Not the Tolkien story, but the discovery of Homo floresiensis occurred ten years ago. Nature has published a fascinating set of personal statements by the people involved, and you get a real sense of the drama of it all.
Brown: I smuggled some mustard seeds through customs for the purpose of measuring the volume of the brain. So I cleaned it all as carefully as I could. I turned it upside down, and I poured the seeds in it. I’d taken enough seeds to measure the size of a modern human brain, say 1.5 litres of seeds, but it only took about 400 millilitres. I was flabbergasted.
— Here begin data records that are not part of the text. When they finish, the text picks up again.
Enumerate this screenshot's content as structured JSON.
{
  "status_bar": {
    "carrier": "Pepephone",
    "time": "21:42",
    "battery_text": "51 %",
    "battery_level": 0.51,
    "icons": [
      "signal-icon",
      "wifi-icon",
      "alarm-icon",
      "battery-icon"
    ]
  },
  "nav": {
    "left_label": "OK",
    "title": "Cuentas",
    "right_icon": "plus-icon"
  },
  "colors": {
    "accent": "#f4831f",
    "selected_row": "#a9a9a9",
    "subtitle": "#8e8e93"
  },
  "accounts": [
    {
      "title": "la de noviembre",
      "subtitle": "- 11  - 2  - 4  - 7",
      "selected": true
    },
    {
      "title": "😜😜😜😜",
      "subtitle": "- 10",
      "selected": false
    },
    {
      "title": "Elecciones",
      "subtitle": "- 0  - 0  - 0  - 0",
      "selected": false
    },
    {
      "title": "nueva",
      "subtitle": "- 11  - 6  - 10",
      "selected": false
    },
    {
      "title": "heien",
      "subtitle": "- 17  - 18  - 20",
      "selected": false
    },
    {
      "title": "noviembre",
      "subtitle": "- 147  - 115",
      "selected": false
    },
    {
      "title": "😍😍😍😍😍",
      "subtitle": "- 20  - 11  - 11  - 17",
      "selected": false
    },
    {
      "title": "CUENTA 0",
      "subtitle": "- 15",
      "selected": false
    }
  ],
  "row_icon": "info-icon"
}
The last time things with a brain that size walked was around about 2.5 million to 3 million years ago. It was not making any sense at all. I recorded it a second time, a third time. Mike and Thomas are looking at me and wondering why I’m going a bit pale. I was trying to push more seeds into the skull with my finger to try and increase the volume, because it was insane really.
Roberts: The carbon dates came in and they were around 18,000 years. So at that point it was, “Oh, this is absolutely bizarre.” This was a very primitive-looking human who was living this side of the last glacial maximum, this side of the last Ice Age.
Brown: If Mike had said he’d found evidence of an alien spaceship on Flores, I would have been less surprised.
But the end result is that the discovery reinforces a better picture of evolution: not linear, but branchy.
Roberts: We had such a nice simple story, where we had modern humans and Neanderthals, and we bumped them off, that was the end of Neanderthals. We ventured across southeast Asia and it was basically empty because Homo erectus had died out there already, and we sort of just wandered into Australia and there we go. It was a clean and almost crisp little story. It made nice sense. Everyone was happy with that. And then suddenly the hobbit pops its head up.
Brown: Now I’m more open to the idea that very small-bodied and small-brained bipeds moved out of Africa at a much earlier date, maybe 3 million years ago, or earlier. I’m more open to the idea that there were lots of failures in the evolution of bipeds. Some were successful, some weren’t. It’s a very branchy tree, and it just so happens we’ve survived.